B u t I a in t an angel, said she, artlessly . I am only a little g irl. F eel o f my hand ; you couldnt touch me i f I was an angel. A nd see, I hain t got any wings e ith e r .
B u t he only said, L ittle angel, little , and laid his head in her lap and wept.
P oor m an, said she, as she bathed his hot temples and flushed cheeks; poor, sick man, I m so sorry for you. H ain t you got any home ?
H e answered not, b u t only sobbed tho louder. By-and-by he looked up and said to the p ity iug child, L ittle angel, can you p ra y ?
Yes, sir, I can.- I prayed fo r you while you was asleep. P ra y again pray aloud let me hear you. A nd she
knelt beside him, clasped her hands and prayed, O ur F ather, which a r t in heaven. W hen she had ceased he la id his head again upon hor lap and sobbed. '

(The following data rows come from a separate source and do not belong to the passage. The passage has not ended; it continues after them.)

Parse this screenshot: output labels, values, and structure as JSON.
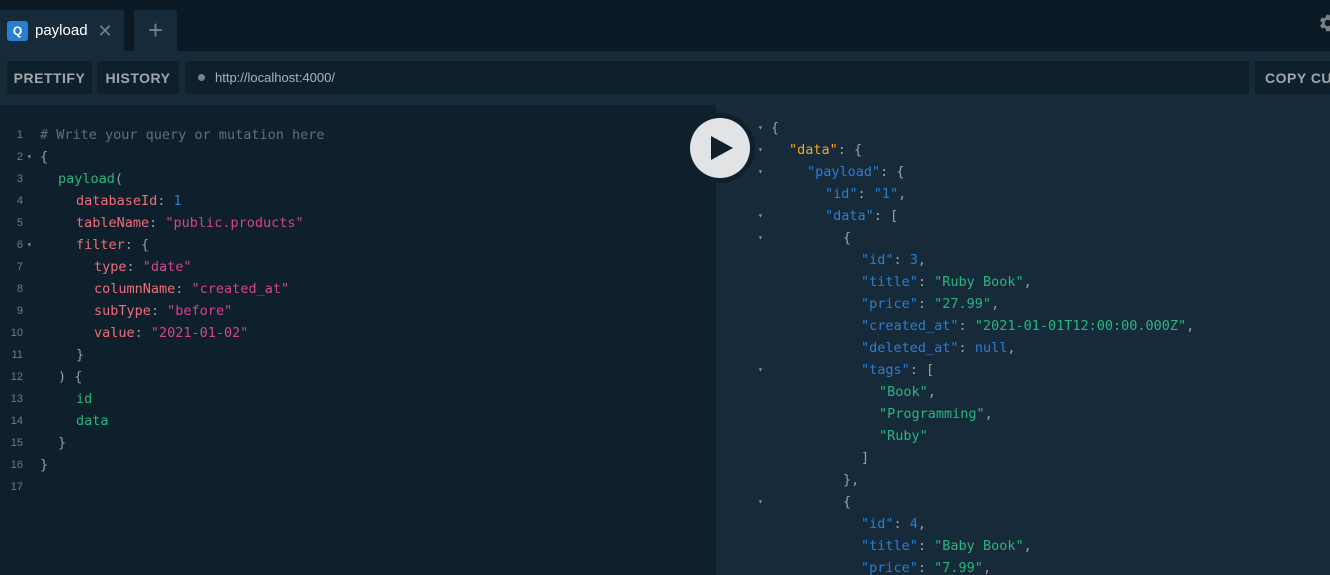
{
  "tabs": {
    "active": {
      "badge": "Q",
      "label": "payload",
      "close": "✕"
    },
    "add": "+"
  },
  "toolbar": {
    "prettify": "PRETTIFY",
    "history": "HISTORY",
    "url": "http://localhost:4000/",
    "copy": "COPY CURL"
  },
  "editor": {
    "line_numbers": [
      "1",
      "2",
      "3",
      "4",
      "5",
      "6",
      "7",
      "8",
      "9",
      "10",
      "11",
      "12",
      "13",
      "14",
      "15",
      "16",
      "17"
    ],
    "comment": "# Write your query or mutation here",
    "open_brace": "{",
    "query_name": "payload",
    "open_paren": "(",
    "args": [
      {
        "name": "databaseId",
        "value": "1",
        "kind": "num"
      },
      {
        "name": "tableName",
        "value": "\"public.products\"",
        "kind": "str"
      }
    ],
    "filter_name": "filter",
    "filter_args": [
      {
        "name": "type",
        "value": "\"date\""
      },
      {
        "name": "columnName",
        "value": "\"created_at\""
      },
      {
        "name": "subType",
        "value": "\"before\""
      },
      {
        "name": "value",
        "value": "\"2021-01-02\""
      }
    ],
    "close_filter": "}",
    "close_args": ") {",
    "fields": [
      "id",
      "data"
    ],
    "close_inner": "}",
    "close_outer": "}"
  },
  "result": {
    "lines": [
      {
        "indent": 0,
        "fold": true,
        "parts": [
          [
            "p",
            "{"
          ]
        ]
      },
      {
        "indent": 1,
        "fold": true,
        "parts": [
          [
            "kd",
            "\"data\""
          ],
          [
            "p",
            ": {"
          ]
        ]
      },
      {
        "indent": 2,
        "fold": true,
        "parts": [
          [
            "k",
            "\"payload\""
          ],
          [
            "p",
            ": {"
          ]
        ]
      },
      {
        "indent": 3,
        "fold": false,
        "parts": [
          [
            "k",
            "\"id\""
          ],
          [
            "p",
            ": "
          ],
          [
            "s",
            "\"1\""
          ],
          [
            "p",
            ","
          ]
        ]
      },
      {
        "indent": 3,
        "fold": true,
        "parts": [
          [
            "k",
            "\"data\""
          ],
          [
            "p",
            ": ["
          ]
        ]
      },
      {
        "indent": 4,
        "fold": true,
        "parts": [
          [
            "p",
            "{"
          ]
        ]
      },
      {
        "indent": 5,
        "fold": false,
        "parts": [
          [
            "k",
            "\"id\""
          ],
          [
            "p",
            ": "
          ],
          [
            "n",
            "3"
          ],
          [
            "p",
            ","
          ]
        ]
      },
      {
        "indent": 5,
        "fold": false,
        "parts": [
          [
            "k",
            "\"title\""
          ],
          [
            "p",
            ": "
          ],
          [
            "sv",
            "\"Ruby Book\""
          ],
          [
            "p",
            ","
          ]
        ]
      },
      {
        "indent": 5,
        "fold": false,
        "parts": [
          [
            "k",
            "\"price\""
          ],
          [
            "p",
            ": "
          ],
          [
            "sv",
            "\"27.99\""
          ],
          [
            "p",
            ","
          ]
        ]
      },
      {
        "indent": 5,
        "fold": false,
        "parts": [
          [
            "k",
            "\"created_at\""
          ],
          [
            "p",
            ": "
          ],
          [
            "sv",
            "\"2021-01-01T12:00:00.000Z\""
          ],
          [
            "p",
            ","
          ]
        ]
      },
      {
        "indent": 5,
        "fold": false,
        "parts": [
          [
            "k",
            "\"deleted_at\""
          ],
          [
            "p",
            ": "
          ],
          [
            "n",
            "null"
          ],
          [
            "p",
            ","
          ]
        ]
      },
      {
        "indent": 5,
        "fold": true,
        "parts": [
          [
            "k",
            "\"tags\""
          ],
          [
            "p",
            ": ["
          ]
        ]
      },
      {
        "indent": 6,
        "fold": false,
        "parts": [
          [
            "sv",
            "\"Book\""
          ],
          [
            "p",
            ","
          ]
        ]
      },
      {
        "indent": 6,
        "fold": false,
        "parts": [
          [
            "sv",
            "\"Programming\""
          ],
          [
            "p",
            ","
          ]
        ]
      },
      {
        "indent": 6,
        "fold": false,
        "parts": [
          [
            "sv",
            "\"Ruby\""
          ]
        ]
      },
      {
        "indent": 5,
        "fold": false,
        "parts": [
          [
            "p",
            "]"
          ]
        ]
      },
      {
        "indent": 4,
        "fold": false,
        "parts": [
          [
            "p",
            "},"
          ]
        ]
      },
      {
        "indent": 4,
        "fold": true,
        "parts": [
          [
            "p",
            "{"
          ]
        ]
      },
      {
        "indent": 5,
        "fold": false,
        "parts": [
          [
            "k",
            "\"id\""
          ],
          [
            "p",
            ": "
          ],
          [
            "n",
            "4"
          ],
          [
            "p",
            ","
          ]
        ]
      },
      {
        "indent": 5,
        "fold": false,
        "parts": [
          [
            "k",
            "\"title\""
          ],
          [
            "p",
            ": "
          ],
          [
            "sv",
            "\"Baby Book\""
          ],
          [
            "p",
            ","
          ]
        ]
      },
      {
        "indent": 5,
        "fold": false,
        "parts": [
          [
            "k",
            "\"price\""
          ],
          [
            "p",
            ": "
          ],
          [
            "sv",
            "\"7.99\""
          ],
          [
            "p",
            ","
          ]
        ]
      }
    ]
  }
}
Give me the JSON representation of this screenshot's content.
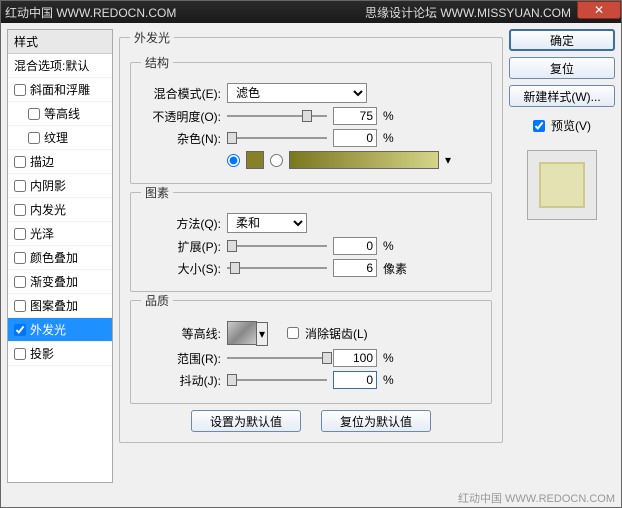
{
  "title_left": "红动中国 WWW.REDOCN.COM",
  "title_right": "思缘设计论坛 WWW.MISSYUAN.COM",
  "sidebar": {
    "header": "样式",
    "blend": "混合选项:默认",
    "items": [
      {
        "label": "斜面和浮雕",
        "checked": false
      },
      {
        "label": "等高线",
        "checked": false,
        "indent": true
      },
      {
        "label": "纹理",
        "checked": false,
        "indent": true
      },
      {
        "label": "描边",
        "checked": false
      },
      {
        "label": "内阴影",
        "checked": false
      },
      {
        "label": "内发光",
        "checked": false
      },
      {
        "label": "光泽",
        "checked": false
      },
      {
        "label": "颜色叠加",
        "checked": false
      },
      {
        "label": "渐变叠加",
        "checked": false
      },
      {
        "label": "图案叠加",
        "checked": false
      },
      {
        "label": "外发光",
        "checked": true,
        "selected": true
      },
      {
        "label": "投影",
        "checked": false
      }
    ]
  },
  "panel": {
    "title": "外发光",
    "structure": {
      "legend": "结构",
      "blend_label": "混合模式(E):",
      "blend_value": "滤色",
      "opacity_label": "不透明度(O):",
      "opacity_value": "75",
      "opacity_unit": "%",
      "noise_label": "杂色(N):",
      "noise_value": "0",
      "noise_unit": "%"
    },
    "element": {
      "legend": "图素",
      "method_label": "方法(Q):",
      "method_value": "柔和",
      "spread_label": "扩展(P):",
      "spread_value": "0",
      "spread_unit": "%",
      "size_label": "大小(S):",
      "size_value": "6",
      "size_unit": "像素"
    },
    "quality": {
      "legend": "品质",
      "contour_label": "等高线:",
      "aa_label": "消除锯齿(L)",
      "range_label": "范围(R):",
      "range_value": "100",
      "range_unit": "%",
      "jitter_label": "抖动(J):",
      "jitter_value": "0",
      "jitter_unit": "%"
    },
    "reset": "设置为默认值",
    "revert": "复位为默认值"
  },
  "buttons": {
    "ok": "确定",
    "cancel": "复位",
    "newstyle": "新建样式(W)...",
    "preview": "预览(V)"
  },
  "footer": "红动中国 WWW.REDOCN.COM"
}
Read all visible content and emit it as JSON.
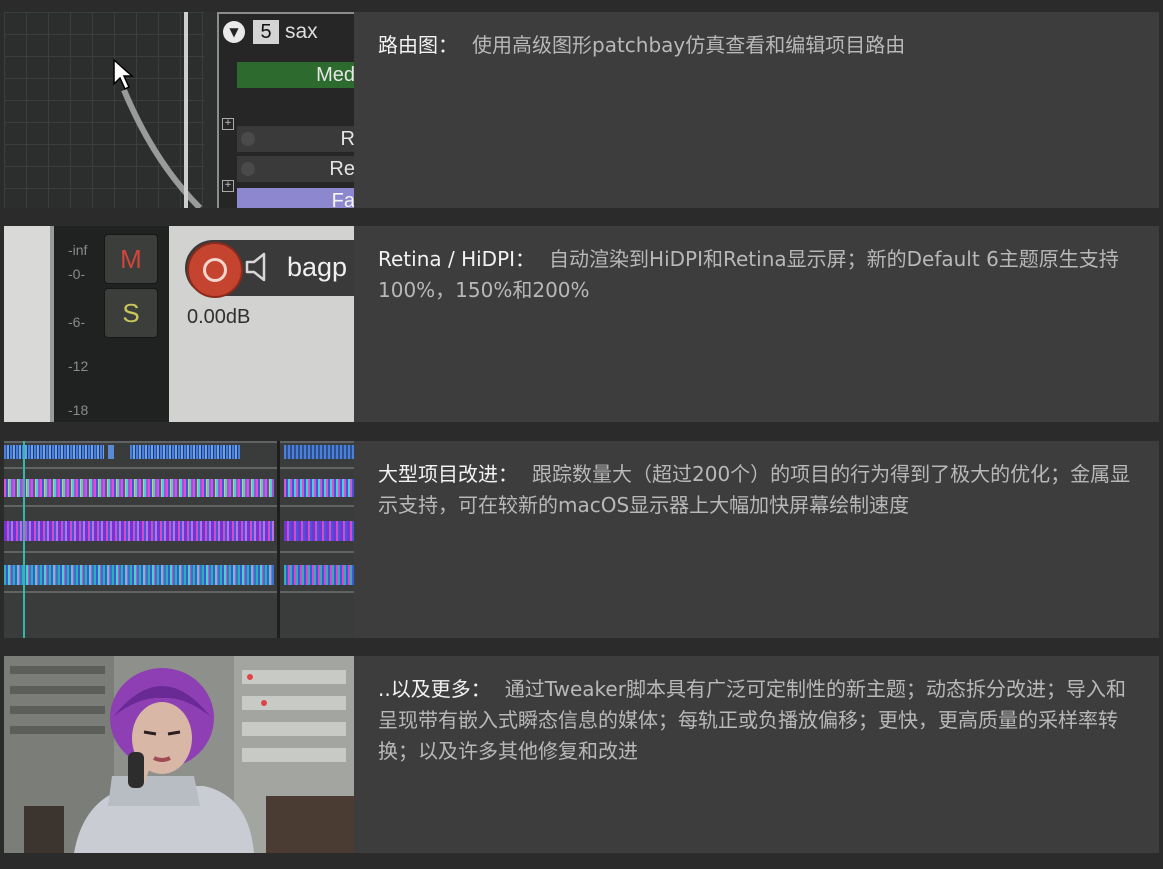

S hant I go and find your folks for you, poor man ? asked she ; i t s getting la te, and I m ust go home soon.
T ake me to them , little angel take me to them ! and he seized her hand and led her aw ay out o f th a t beautiful green spot, and across several streets, and down into a dark , gloomy, cellar home.
pcle, haggard looking woman, w ith a little purple babe on her lap, sat on a rickety chair, the only one in the room, close to the little window, stitching as fast-as her fingers could fly. On a straw bed in the corner lay two other little ones, tossing in fever fits,-while a hoy o f Isabe ls age was crouched beside them dying. 0 I m so hungry ! I m so h u n g ry ! ,
T hank God ! you ve come back a t last, W illiam , said the woman as they entered.
Thank God ! I ve been brought back , said the m an with a choked voice. A nd here is the little v>gel th a t brought me, and saved me. B less her ! M ary bless her ! and he led the half-scared child to the knees o f the wondering wif